India Moves Its 1,000 KM Range Nirbhay Cruise Missile To LAC Amid Tensions With China

India Moves Its 1,000 KM Range Nirbhay Cruise Missile To LAC Amid Tensions With ChinaNirbhay missile at the Integrated Test Range at Chandipur. (representative image)(DRDO)

India has moved Nirbhay cruise missiles to the Line of Actual Control (LAC) amid tensions with China ahead of their formal induction into the Indian Armed Forces, reports Hindustan Times.

These missiles will be formally inducted into the Indian Army and Navy after their seventh trial takes place next month. The missile has been built by DRDO.

The Nirbhay subsonic cruise missile boasts of a range of 1,000 kilometres and single shot kill ratio of over 90 per cent. This missile which travels at a speed of 0.7 mach comes with both terrain hugging and sea-skimming capability to help it avoid enemy detection.

The news of this development comes after India successfully test-fired extended range BrahMos supersonic cruise missile.

As per reports, India has also deployed BrahMos and Akash surface-to-air missiles (SAMs) to deter Chinese misadventures in eastern Ladakh.

India has deployed these missiles to deal with Chinese deployments of stand-off weapons with the range of 2,000 kilometers on the Tibetan Plateau.

The 500 km-range BrahMos cruise missile, deployed in “sufficient numbers” in the Ladakh Sector, can be used to hit People’s Liberation Army camps and air bases in the region if hostilities escalate.

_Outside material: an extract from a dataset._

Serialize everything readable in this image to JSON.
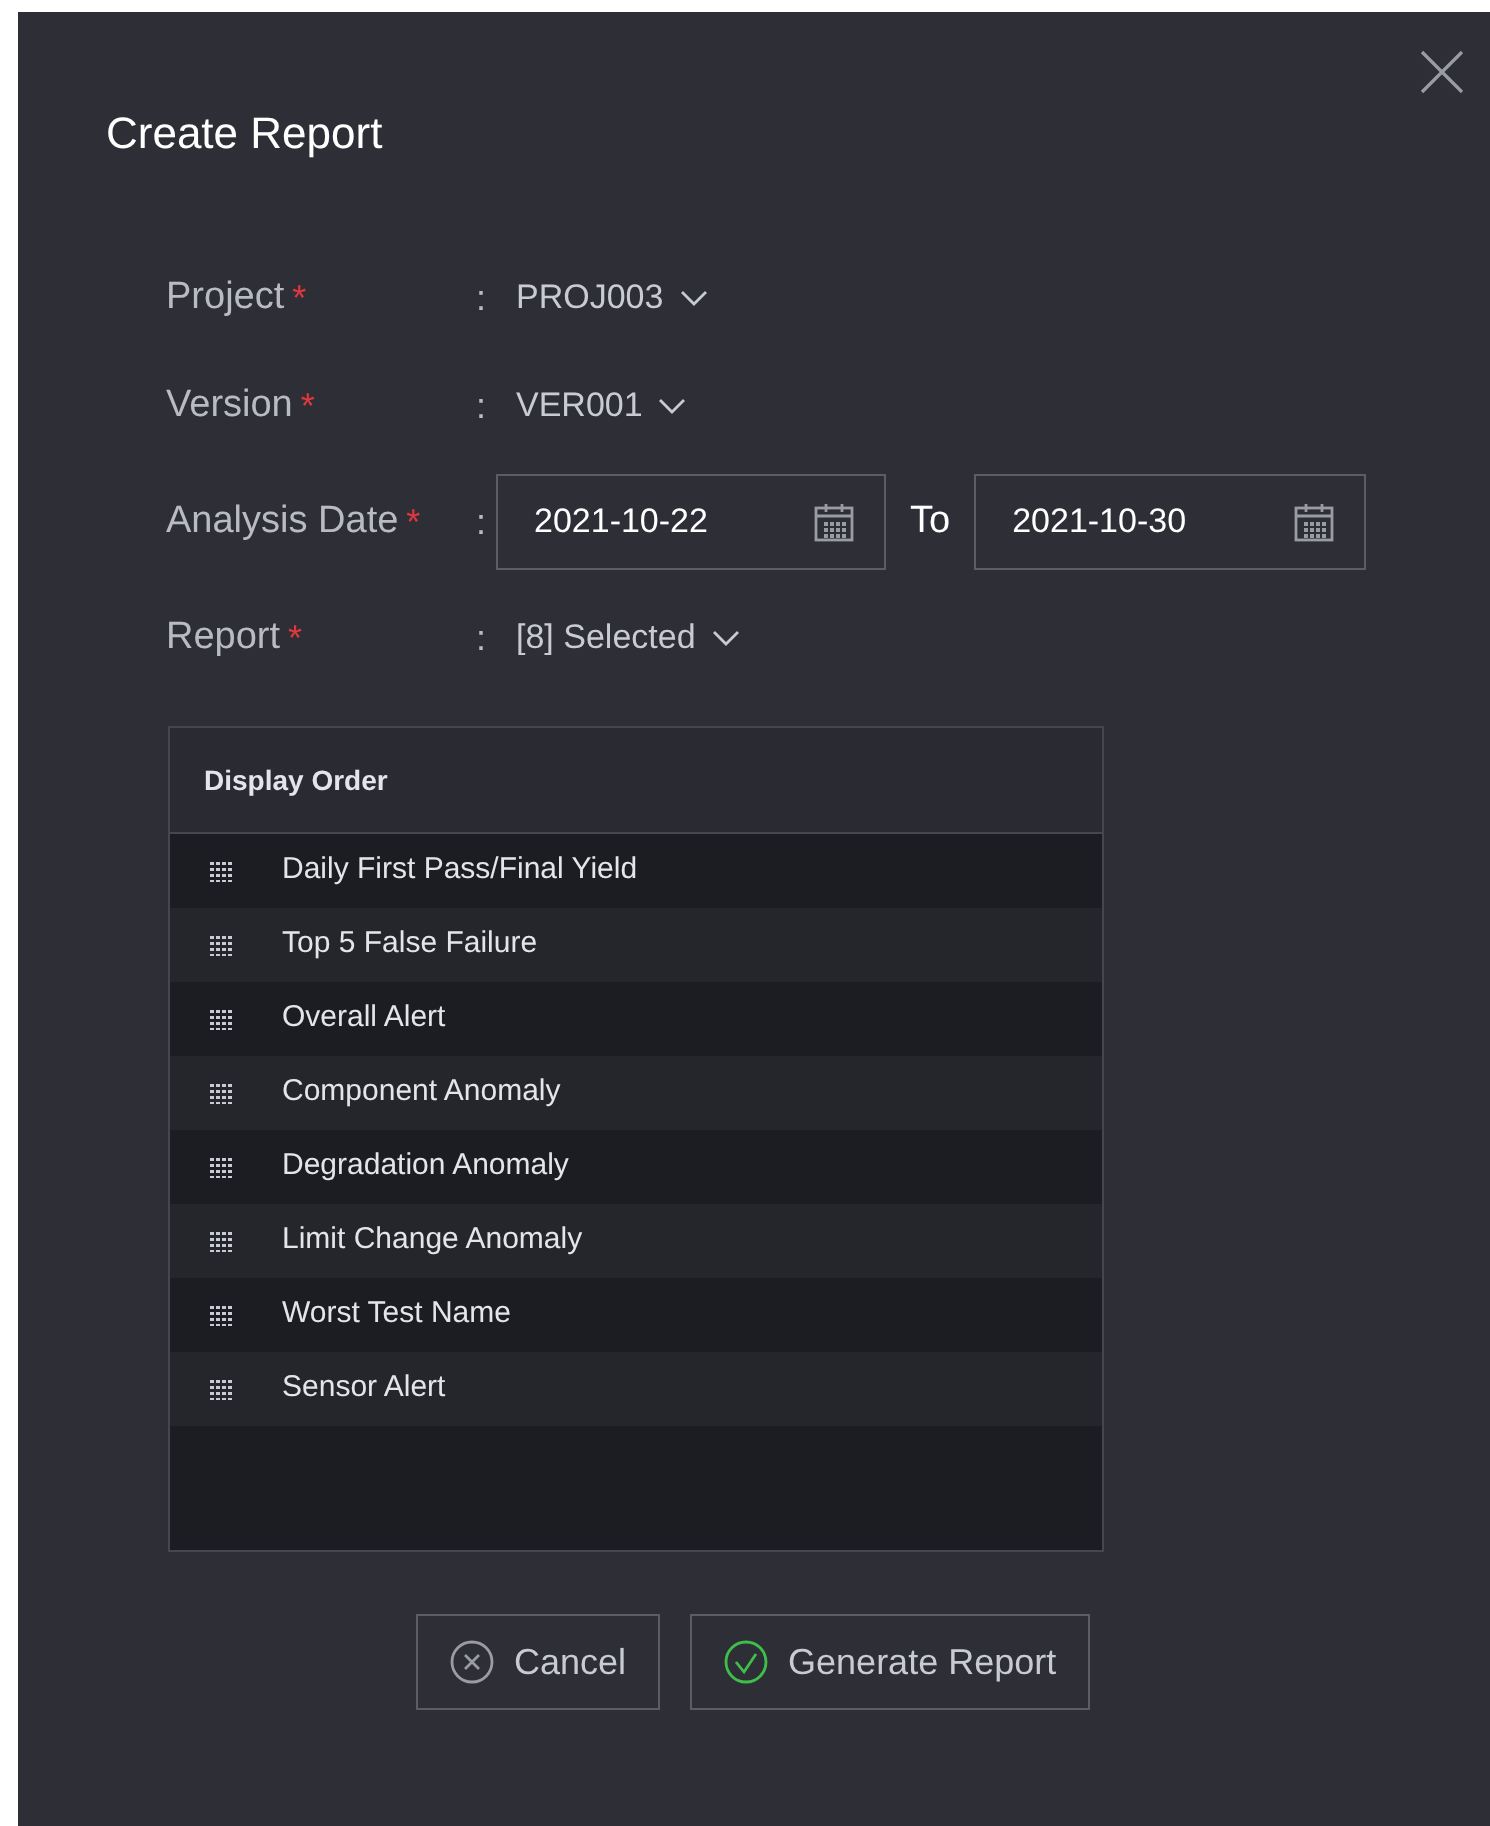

The supersonic missile, which can evade enemy defences, is capable of dropping a 300 kg warhead on its target.

Akash SAMs, capable of engaging incoming enemy threats in the air at a range of 40 kilometers, is guarding important Indian military installations and bases in the Ladakh region. The missile can shoot down enemy drones, helicopters and fighter aircraft trying to breach Indian airspace to hit Indian positions.